Design of air-conditioning and refrigeration systems using air-cooled condensing units involves two main problems that must be solved if the system is to be operated reliably and economically. These problems are high-ambient and low-ambient operation. If the condensing unit is properly sized, it will operate satisfactorily during extreme-ambient temperatures. However, most units will be required to operate at ambient temperatures below their design dry-bulb temperature during most of the year. Thus, the solution to low-ambient operation is more complex.
Without good head-pressure control during low-ambient operation, the system can have running-cycle and off-cycle problems. Two runningcycle problems are of prime concern:
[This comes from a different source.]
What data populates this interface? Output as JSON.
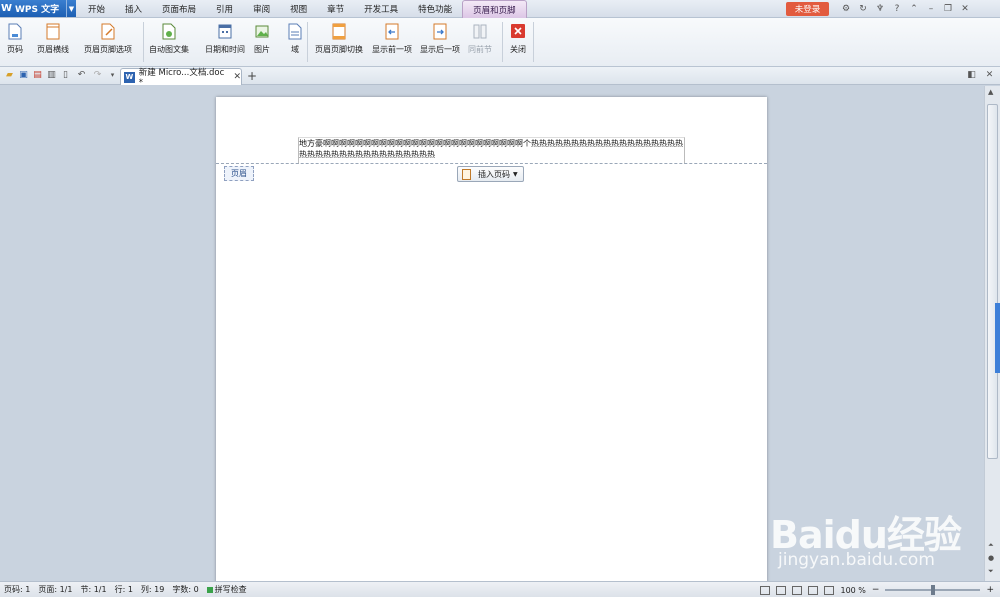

? The pressure differential across the thermostatic-expansion valve port affects the rate of refrigerant flow. Thus, low head pressure generally causes insufficient refrigerant to be fed to the evaporator.
? Any system using hot gas for defrost or compressor-capacity control must have a normal head pressure to operate properly. In either case, failure to have sufficient head pressure will result in low suction pressure and/or iced evaporator coils.
The primary off-cycle problem is the possible inability to get the system on-the-line if the refrigerant has migrated to the condenser. The evaporator pressure may not build up to the cut-in point of the low pressure control. The compressor cannot start, even though refrigeration is required. Even if the evaporator pressure builds up to the cut-in setting, insufficient flow through the TEV will cause a low suction pressure, which results in compressor cycling.
There are nonadjustable and adjustable methods of head-pressure control by valves. Each method uses two valves designed specifically for this type of application. Low-ambient conditions are encountered during fall winter-spring operation on air-cooled systems, with the resultant drop in condensing pressure. Then, the valve’s purpose is to hold back enough of the condensed liquid refrigerant to make part of the condenser surface inactive. This reduction of active condensing surface raises condensing pressure and sufficient liquid-line pressure for normal system operation.